* **PROBLEM DESCRIPTION**
Your copy of the data below must be exact and must leave out all pictures.

== DATA RECORDS

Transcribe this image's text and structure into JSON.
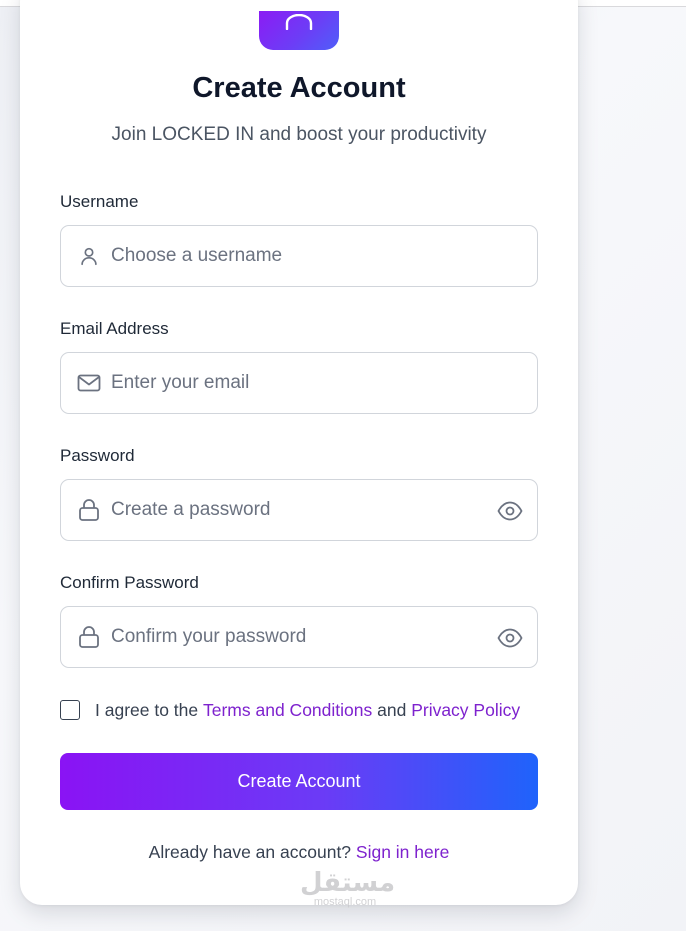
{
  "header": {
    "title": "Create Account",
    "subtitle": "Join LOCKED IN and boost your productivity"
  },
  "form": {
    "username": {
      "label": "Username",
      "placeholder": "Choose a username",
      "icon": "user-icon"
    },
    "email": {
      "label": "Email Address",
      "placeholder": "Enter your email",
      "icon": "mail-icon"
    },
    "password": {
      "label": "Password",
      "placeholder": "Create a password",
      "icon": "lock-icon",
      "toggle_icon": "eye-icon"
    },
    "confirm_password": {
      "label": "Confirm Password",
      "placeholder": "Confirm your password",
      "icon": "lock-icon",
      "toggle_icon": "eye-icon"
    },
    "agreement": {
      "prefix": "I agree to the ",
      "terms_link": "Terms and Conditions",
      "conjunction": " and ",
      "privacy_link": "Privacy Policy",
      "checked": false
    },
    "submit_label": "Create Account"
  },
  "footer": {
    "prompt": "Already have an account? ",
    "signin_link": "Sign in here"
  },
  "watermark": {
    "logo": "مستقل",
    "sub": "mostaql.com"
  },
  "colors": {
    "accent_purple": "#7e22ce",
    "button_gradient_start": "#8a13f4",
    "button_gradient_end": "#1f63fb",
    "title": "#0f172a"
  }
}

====

* **ANSWER BELOW**
Transcribe this image's text and structure into JSON.
{
  "header": {
    "title": "Create Account",
    "subtitle": "Join LOCKED IN and boost your productivity"
  },
  "form": {
    "username": {
      "label": "Username",
      "placeholder": "Choose a username",
      "icon": "user-icon"
    },
    "email": {
      "label": "Email Address",
      "placeholder": "Enter your email",
      "icon": "mail-icon"
    },
    "password": {
      "label": "Password",
      "placeholder": "Create a password",
      "icon": "lock-icon",
      "toggle_icon": "eye-icon"
    },
    "confirm_password": {
      "label": "Confirm Password",
      "placeholder": "Confirm your password",
      "icon": "lock-icon",
      "toggle_icon": "eye-icon"
    },
    "agreement": {
      "prefix": "I agree to the ",
      "terms_link": "Terms and Conditions",
      "conjunction": " and ",
      "privacy_link": "Privacy Policy",
      "checked": false
    },
    "submit_label": "Create Account"
  },
  "footer": {
    "prompt": "Already have an account? ",
    "signin_link": "Sign in here"
  },
  "watermark": {
    "logo": "مستقل",
    "sub": "mostaql.com"
  },
  "colors": {
    "accent_purple": "#7e22ce",
    "button_gradient_start": "#8a13f4",
    "button_gradient_end": "#1f63fb",
    "title": "#0f172a"
  }
}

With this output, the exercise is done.